Produced by Scott Atkins, Doug Cook and Dani Filth
Playing time: 62.26
Reviewed by Brian Fischer-Giffin
Here, on their tenth album, Cradle of Filth do what Dimmu Borgir wasn't quite able to pull off on Abrahadabra, a successful combination of their orchestral and choral pretentions with some at times quite insanely savage extreme metal. In spite of its clumsy title, Darkly, Darkly, Venus Aversa is a continuation of their comeback from creative mediocrity that was presaged by 2008's excellent Godspeed on the Devil's Thunder, as the influence of the very talented Ashley Ellyllon and the resurgent guitar work of Paul Allender comes to the fore.
Indeed the album owes it success more to the arrangements and playing than it does to any of the vocals - the female leads lack Sarah Diva's considerable gravitas and Dani Filth concentrates mainly on a rather monotonous mid-range croak. In the past he's always been like a demented King Diamond but on this album he seems strangely restrained.

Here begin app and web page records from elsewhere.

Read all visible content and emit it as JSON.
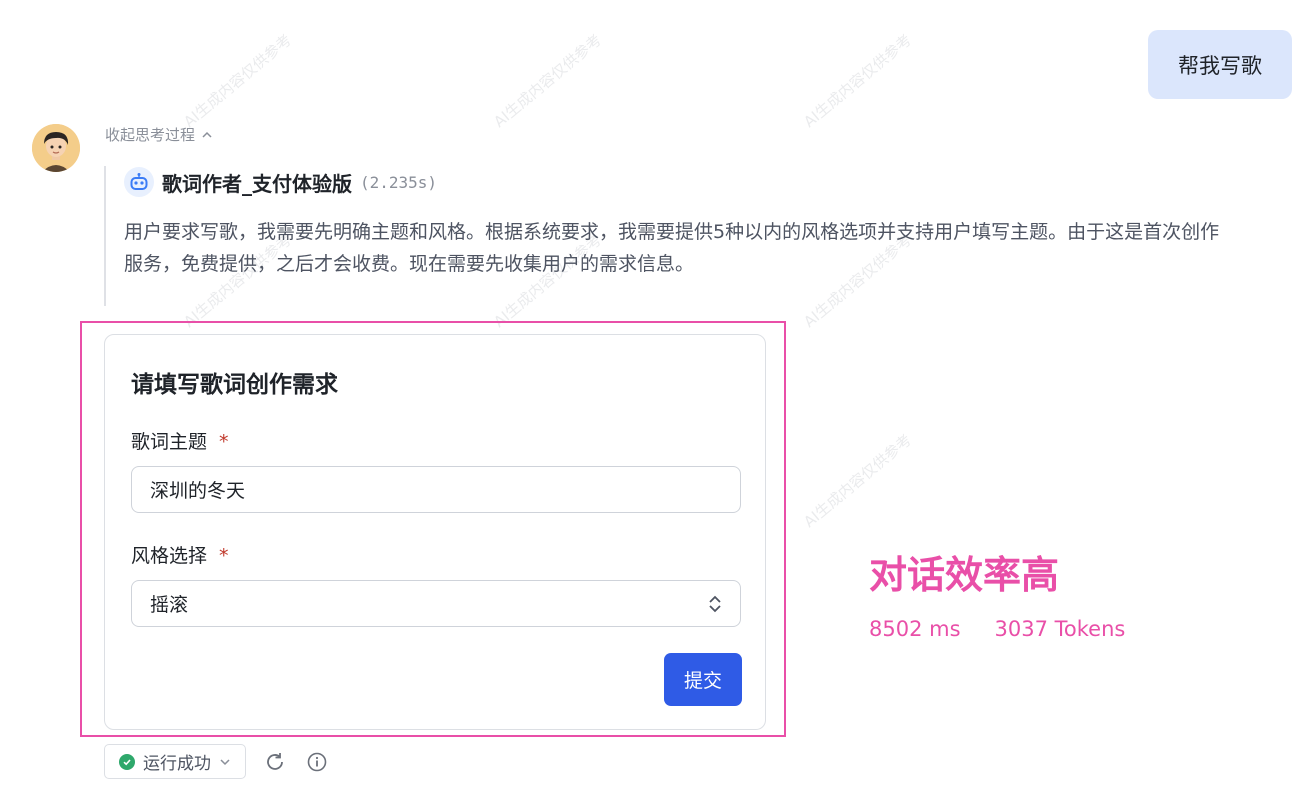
{
  "watermark_text": "AI生成内容仅供参考",
  "user_message": "帮我写歌",
  "thinking": {
    "toggle_label": "收起思考过程",
    "agent_name": "歌词作者_支付体验版",
    "agent_time": "(2.235s)",
    "text": "用户要求写歌，我需要先明确主题和风格。根据系统要求，我需要提供5种以内的风格选项并支持用户填写主题。由于这是首次创作服务，免费提供，之后才会收费。现在需要先收集用户的需求信息。"
  },
  "form": {
    "title": "请填写歌词创作需求",
    "topic_label": "歌词主题",
    "topic_value": "深圳的冬天",
    "style_label": "风格选择",
    "style_value": "摇滚",
    "required_mark": "*",
    "submit_label": "提交"
  },
  "annotation": {
    "title": "对话效率高",
    "latency": "8502 ms",
    "tokens": "3037 Tokens"
  },
  "status": {
    "label": "运行成功"
  },
  "colors": {
    "accent_pink": "#e94fa8",
    "primary_blue": "#2f5be6",
    "success_green": "#2ea86b",
    "user_bubble": "#dbe6fc"
  }
}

There are a couple of times he adds a nice bowel-rumbling growl like the one in "The Persecution Song" but apart from a somewhat half-arsed effort in the opening track his high shriek is virtually absent.
Of course, some listeners will appreciate this more than others, but it seems like it's given the rest of the band a license to cut loose with some of the most furious and chaotic music that's adorned a Cradle of Filth album in a very long time. Martin Skaroupka uses a combination of technical wizardry and blast-beat laden speed to lay down a seriously brutal drum assault and Allender and co-conspirator James McIlroy use a superb combination of hook-ridden rocking with hyper-speed black metal-style guitar parts and downright heavy death metal riffs like the key riff in "Deceiving Eyes" - one of the heaviest tracks this band has ever recorded. Then there's Ellyllon's keyboards, playing counterpoint as the rest of the group's metallic cacophony swirls around her like a maelstrom. There's also no instrumental interludes - not even an intro track - to break the furious pace this keeps up for its hour-long running time. Late in the piece the band take a sharp turn with the blatantly commercial Gothic rock track "Forgive Me Father (I Have Sinned)" that begins with an amazingly poppy clean guitar melody and ends with Allender and McIlroy soloing all over it like they're in Iron Maiden. The strings and choirs add the colour and spice they're designed to but, as mentioned, Lucy Atkins as Lilith is a bit of a letdown. Filth's lyrics don't seem to contain quite so much of his subtle humour as usual, but he does come up with amusing titles like "The Nun With the Astral Habit" and the laugh-out-loud bonus-disc track "Mistress from the Sucking Pit", and conceptually this is actually quite similar to Cruelty and the Beast, which will certainly please those who have found this band's output since then less than remarkable.
Darkly, Darkly, Venus Aversa shows just how great Cradle of Filth can truly be when they put their minds to it and might even bring some of the lapsed followers back to the fold.
1. The Cult of Venus Aversa
2. One Foul Step from the Abyss
3. The Nun With the Astral Habit
4. Retreat of the Sacred Heart
5. The Persecution Song
6. Deceiving Eyes
7. Lilith Immaculate
8. The Spawn of Love and War
9. Harlot on a Pedestal
10. Forgive Me Father (I Have Sinned)
11. Beyond Eleventh Hour